### EXERCISE BRIEF
Output the entries exactly.

### DATASET EXCERPTS
######

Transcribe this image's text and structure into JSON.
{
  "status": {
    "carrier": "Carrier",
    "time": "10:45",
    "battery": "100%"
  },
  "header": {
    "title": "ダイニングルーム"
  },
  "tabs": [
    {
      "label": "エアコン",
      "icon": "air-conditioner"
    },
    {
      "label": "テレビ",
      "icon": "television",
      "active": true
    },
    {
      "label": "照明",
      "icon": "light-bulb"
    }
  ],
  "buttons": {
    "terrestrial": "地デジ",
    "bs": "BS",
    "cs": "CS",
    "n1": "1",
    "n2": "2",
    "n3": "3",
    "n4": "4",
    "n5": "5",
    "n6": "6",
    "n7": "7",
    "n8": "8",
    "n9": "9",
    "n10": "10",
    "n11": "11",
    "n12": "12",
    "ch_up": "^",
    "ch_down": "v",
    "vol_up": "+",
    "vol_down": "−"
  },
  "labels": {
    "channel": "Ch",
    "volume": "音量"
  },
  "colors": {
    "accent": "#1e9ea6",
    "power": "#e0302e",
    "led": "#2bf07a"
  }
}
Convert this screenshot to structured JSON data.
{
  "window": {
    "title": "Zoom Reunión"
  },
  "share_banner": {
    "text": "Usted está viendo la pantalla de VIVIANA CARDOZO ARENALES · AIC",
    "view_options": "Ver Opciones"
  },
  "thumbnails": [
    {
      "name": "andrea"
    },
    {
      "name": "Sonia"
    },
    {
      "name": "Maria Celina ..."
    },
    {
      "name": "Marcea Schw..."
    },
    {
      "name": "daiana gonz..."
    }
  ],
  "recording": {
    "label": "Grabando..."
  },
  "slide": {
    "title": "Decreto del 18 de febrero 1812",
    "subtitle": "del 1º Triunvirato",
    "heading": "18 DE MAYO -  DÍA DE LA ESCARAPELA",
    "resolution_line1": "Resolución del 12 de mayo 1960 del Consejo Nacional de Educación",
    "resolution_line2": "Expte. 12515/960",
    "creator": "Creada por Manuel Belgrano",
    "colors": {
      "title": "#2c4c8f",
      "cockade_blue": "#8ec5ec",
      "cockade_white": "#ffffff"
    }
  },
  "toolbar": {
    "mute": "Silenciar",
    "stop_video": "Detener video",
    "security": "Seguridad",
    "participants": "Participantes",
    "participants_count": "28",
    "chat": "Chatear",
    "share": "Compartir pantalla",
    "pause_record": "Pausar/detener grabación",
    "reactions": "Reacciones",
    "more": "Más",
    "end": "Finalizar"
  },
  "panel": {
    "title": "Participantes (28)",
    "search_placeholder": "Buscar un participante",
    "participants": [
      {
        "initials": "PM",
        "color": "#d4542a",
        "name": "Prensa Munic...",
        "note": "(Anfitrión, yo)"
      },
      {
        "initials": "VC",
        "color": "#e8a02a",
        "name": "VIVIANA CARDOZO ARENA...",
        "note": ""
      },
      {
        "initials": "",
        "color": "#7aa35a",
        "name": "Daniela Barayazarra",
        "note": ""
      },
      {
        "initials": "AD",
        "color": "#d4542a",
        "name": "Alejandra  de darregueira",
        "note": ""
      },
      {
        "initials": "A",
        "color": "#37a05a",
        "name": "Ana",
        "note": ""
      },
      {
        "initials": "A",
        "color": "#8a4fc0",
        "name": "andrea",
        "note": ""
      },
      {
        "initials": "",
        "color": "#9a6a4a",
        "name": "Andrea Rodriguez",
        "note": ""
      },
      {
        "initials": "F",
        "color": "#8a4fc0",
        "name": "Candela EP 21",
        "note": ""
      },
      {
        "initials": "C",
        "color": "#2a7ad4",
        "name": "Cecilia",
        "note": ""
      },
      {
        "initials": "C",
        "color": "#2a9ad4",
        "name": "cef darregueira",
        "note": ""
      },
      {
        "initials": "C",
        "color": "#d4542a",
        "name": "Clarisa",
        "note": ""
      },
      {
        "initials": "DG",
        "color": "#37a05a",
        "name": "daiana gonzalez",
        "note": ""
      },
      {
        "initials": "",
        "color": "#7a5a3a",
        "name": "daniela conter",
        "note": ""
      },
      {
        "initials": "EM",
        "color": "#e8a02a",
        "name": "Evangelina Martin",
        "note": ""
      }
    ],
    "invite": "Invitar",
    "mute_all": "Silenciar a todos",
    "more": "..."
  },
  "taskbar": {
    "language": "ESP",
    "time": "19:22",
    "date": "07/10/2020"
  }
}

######

### EXERCISE OUTPUT
Transcribe this image's text and structure into JSON.
{
  "status": {
    "carrier": "Carrier",
    "time": "10:45",
    "battery": "100%"
  },
  "header": {
    "title": "ダイニングルーム"
  },
  "tabs": [
    {
      "label": "エアコン",
      "icon": "air-conditioner"
    },
    {
      "label": "テレビ",
      "icon": "television",
      "active": true
    },
    {
      "label": "照明",
      "icon": "light-bulb"
    }
  ],
  "buttons": {
    "terrestrial": "地デジ",
    "bs": "BS",
    "cs": "CS",
    "n1": "1",
    "n2": "2",
    "n3": "3",
    "n4": "4",
    "n5": "5",
    "n6": "6",
    "n7": "7",
    "n8": "8",
    "n9": "9",
    "n10": "10",
    "n11": "11",
    "n12": "12",
    "ch_up": "^",
    "ch_down": "v",
    "vol_up": "+",
    "vol_down": "−"
  },
  "labels": {
    "channel": "Ch",
    "volume": "音量"
  },
  "colors": {
    "accent": "#1e9ea6",
    "power": "#e0302e",
    "led": "#2bf07a"
  }
}
Convert this screenshot to structured JSON data.
{
  "window": {
    "title": "Zoom Reunión"
  },
  "share_banner": {
    "text": "Usted está viendo la pantalla de VIVIANA CARDOZO ARENALES · AIC",
    "view_options": "Ver Opciones"
  },
  "thumbnails": [
    {
      "name": "andrea"
    },
    {
      "name": "Sonia"
    },
    {
      "name": "Maria Celina ..."
    },
    {
      "name": "Marcea Schw..."
    },
    {
      "name": "daiana gonz..."
    }
  ],
  "recording": {
    "label": "Grabando..."
  },
  "slide": {
    "title": "Decreto del 18 de febrero 1812",
    "subtitle": "del 1º Triunvirato",
    "heading": "18 DE MAYO -  DÍA DE LA ESCARAPELA",
    "resolution_line1": "Resolución del 12 de mayo 1960 del Consejo Nacional de Educación",
    "resolution_line2": "Expte. 12515/960",
    "creator": "Creada por Manuel Belgrano",
    "colors": {
      "title": "#2c4c8f",
      "cockade_blue": "#8ec5ec",
      "cockade_white": "#ffffff"
    }
  },
  "toolbar": {
    "mute": "Silenciar",
    "stop_video": "Detener video",
    "security": "Seguridad",
    "participants": "Participantes",
    "participants_count": "28",
    "chat": "Chatear",
    "share": "Compartir pantalla",
    "pause_record": "Pausar/detener grabación",
    "reactions": "Reacciones",
    "more": "Más",
    "end": "Finalizar"
  },
  "panel": {
    "title": "Participantes (28)",
    "search_placeholder": "Buscar un participante",
    "participants": [
      {
        "initials": "PM",
        "color": "#d4542a",
        "name": "Prensa Munic...",
        "note": "(Anfitrión, yo)"
      },
      {
        "initials": "VC",
        "color": "#e8a02a",
        "name": "VIVIANA CARDOZO ARENA...",
        "note": ""
      },
      {
        "initials": "",
        "color": "#7aa35a",
        "name": "Daniela Barayazarra",
        "note": ""
      },
      {
        "initials": "AD",
        "color": "#d4542a",
        "name": "Alejandra  de darregueira",
        "note": ""
      },
      {
        "initials": "A",
        "color": "#37a05a",
        "name": "Ana",
        "note": ""
      },
      {
        "initials": "A",
        "color": "#8a4fc0",
        "name": "andrea",
        "note": ""
      },
      {
        "initials": "",
        "color": "#9a6a4a",
        "name": "Andrea Rodriguez",
        "note": ""
      },
      {
        "initials": "F",
        "color": "#8a4fc0",
        "name": "Candela EP 21",
        "note": ""
      },
      {
        "initials": "C",
        "color": "#2a7ad4",
        "name": "Cecilia",
        "note": ""
      },
      {
        "initials": "C",
        "color": "#2a9ad4",
        "name": "cef darregueira",
        "note": ""
      },
      {
        "initials": "C",
        "color": "#d4542a",
        "name": "Clarisa",
        "note": ""
      },
      {
        "initials": "DG",
        "color": "#37a05a",
        "name": "daiana gonzalez",
        "note": ""
      },
      {
        "initials": "",
        "color": "#7a5a3a",
        "name": "daniela conter",
        "note": ""
      },
      {
        "initials": "EM",
        "color": "#e8a02a",
        "name": "Evangelina Martin",
        "note": ""
      }
    ],
    "invite": "Invitar",
    "mute_all": "Silenciar a todos",
    "more": "..."
  },
  "taskbar": {
    "language": "ESP",
    "time": "19:22",
    "date": "07/10/2020"
  }
}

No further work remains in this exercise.